To stamp out the fires of revolution and reform in his own country, Metternich clamped down on the universities. In 1819, German university students demanded liberal reforms and the unification of all the German states. Student Heinrich von Gagern explained the scholars’ position:

“We want Germany to be considered one land and the German people one people…. We want a constitution for the people that fits in with the spirit of the times and with the people’s own level of enlightenment, rather than what each prince gives his people.”[20] 

            Metternich felt that the universities were forming “a whole generation of revolutionaries.”[21] To stop them, he called together leaders of the German Confederation at Carlsbad to adopt the Carlsbad Decrees, which prohibited any political reforms that conflicted with absolute monarchy.[22] They placed students and faculty members under strict watch for revolutionary activity. The decrees also established censorship of newspapers and formed a secret police.

            However, Metternich could not stop the growing calls for change throughout Europe. In May 1820, a revolt in Spain forced King Ferdinand VII to restore the constitution he had abolished. In July rebels in Naples forced the king to grant a constitution, while in August, a revolt erupted in Portugal.[23] Metternich saw these revolts as a European emergency. Despite British protests, Austria, Prussia, France, and Russia agreed to send an Austrian army to stop the revolt in Naples. In 1823 they sent a French army to Spain, brutally crushing the revolt there.[24]

            Great Britain could not agree with such military intervention. Britain depended on trade, and meddling in the internal affairs of other countries might hurt British commerce. In addition, Britain was a constitutional monarchy that had long ago rejected absolutism. After George Canning became the British foreign minister in 1822, Britain withdrew from the Concert of Europe.

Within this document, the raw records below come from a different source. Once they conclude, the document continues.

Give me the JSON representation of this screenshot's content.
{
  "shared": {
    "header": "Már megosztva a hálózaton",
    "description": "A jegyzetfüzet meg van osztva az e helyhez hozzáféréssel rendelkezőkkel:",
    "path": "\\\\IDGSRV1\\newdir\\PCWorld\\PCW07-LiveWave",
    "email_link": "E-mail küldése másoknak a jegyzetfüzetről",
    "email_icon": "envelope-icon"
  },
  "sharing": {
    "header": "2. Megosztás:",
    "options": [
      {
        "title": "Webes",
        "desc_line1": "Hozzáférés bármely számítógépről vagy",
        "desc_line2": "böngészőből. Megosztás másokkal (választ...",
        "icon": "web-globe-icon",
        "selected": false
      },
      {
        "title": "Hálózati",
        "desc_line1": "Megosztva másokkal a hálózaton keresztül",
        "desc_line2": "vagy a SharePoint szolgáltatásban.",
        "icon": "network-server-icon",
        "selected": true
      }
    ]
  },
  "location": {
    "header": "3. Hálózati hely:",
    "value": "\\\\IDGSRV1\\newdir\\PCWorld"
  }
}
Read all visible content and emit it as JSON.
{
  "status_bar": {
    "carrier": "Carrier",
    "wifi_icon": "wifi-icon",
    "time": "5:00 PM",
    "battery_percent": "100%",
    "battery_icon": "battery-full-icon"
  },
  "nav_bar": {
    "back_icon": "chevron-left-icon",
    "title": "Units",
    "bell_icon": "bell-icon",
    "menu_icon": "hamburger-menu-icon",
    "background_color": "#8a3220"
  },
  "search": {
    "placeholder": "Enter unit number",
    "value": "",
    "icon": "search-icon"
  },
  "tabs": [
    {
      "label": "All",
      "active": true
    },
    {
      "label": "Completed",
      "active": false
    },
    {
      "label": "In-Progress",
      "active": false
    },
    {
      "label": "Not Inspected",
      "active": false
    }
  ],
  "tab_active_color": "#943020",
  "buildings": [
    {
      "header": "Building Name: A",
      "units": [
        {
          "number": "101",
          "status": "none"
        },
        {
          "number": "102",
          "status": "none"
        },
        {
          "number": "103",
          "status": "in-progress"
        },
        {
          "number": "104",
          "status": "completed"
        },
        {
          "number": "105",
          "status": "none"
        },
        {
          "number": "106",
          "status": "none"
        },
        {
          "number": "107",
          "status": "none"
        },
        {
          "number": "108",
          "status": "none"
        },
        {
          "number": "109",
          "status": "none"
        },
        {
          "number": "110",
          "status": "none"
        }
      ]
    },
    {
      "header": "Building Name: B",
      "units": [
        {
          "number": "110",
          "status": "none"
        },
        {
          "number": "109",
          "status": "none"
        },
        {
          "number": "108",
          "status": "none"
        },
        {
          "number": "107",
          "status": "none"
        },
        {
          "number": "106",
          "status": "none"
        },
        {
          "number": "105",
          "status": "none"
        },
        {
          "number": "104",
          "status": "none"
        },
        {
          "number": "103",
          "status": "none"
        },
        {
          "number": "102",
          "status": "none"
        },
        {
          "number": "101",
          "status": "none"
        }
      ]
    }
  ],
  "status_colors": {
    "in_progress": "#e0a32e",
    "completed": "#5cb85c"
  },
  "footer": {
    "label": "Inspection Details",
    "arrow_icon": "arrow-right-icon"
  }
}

            The revolution that broke out in Greece showed beyond all doubt that the Concert of Europe was unable to prevent revolution. Greek nationalism had been building since Greek traders learned about the ideals of the French Revolution,[25] and in 1821 the Greeks rose against the Ottoman Empire. The Holy Alliance, declaring that the Turkish sultan was a legitimate ruler, refused Greek pleas for aid. However, many Europeans enthusiastically supported the Greeks. Lord Byron, the British poet, died fighting for Greek independence.[26]

            Eventually, Russia, Great Britain, and France pressured the Ottoman sultan to give in. By the Treaty of Adrianople in 1829, Greece became an independent state. Greek independence demonstrated the first real failure of the Metternich system in Europe. It showed that the sense of nationalism and liberalism encouraged by the French Revolution could not be suppressed forever.

Section 1 Review

IDENTIFY and explain the significance of the following:

balance of power

Carlsbad Decrees

Concert of Europe

Congress of Vienna

Holy Alliance


Quadruple Alliance 

LOCATE and explain the importance of the following:



Grand Duchy of Warsaw

1.      MAIN IDEA  What were the main goals of the Congress of Vienna?

2.      MAIN IDEA  How did the Concert of Europe attempt to keep peace in Europe?

3.      GEOGRAPHY  What role did geography play in keeping peace in Europe in the aftermath of the Napoleonic Era?

4.      WRITING TO PERSUADE  Imagine that you are a German student. Write a letter to Metternich to persuade him to lift the Carlsbad Decrees.

5.      SYNTHESIZING  How did Europeans attempt to restore peace and stability after the defeat of Napoleon? In answering this question, consider the role of (a) Congress of Vienna, (b) Concert of Europe, (c) Holy Alliance, and (d) Carlsbad Decrees.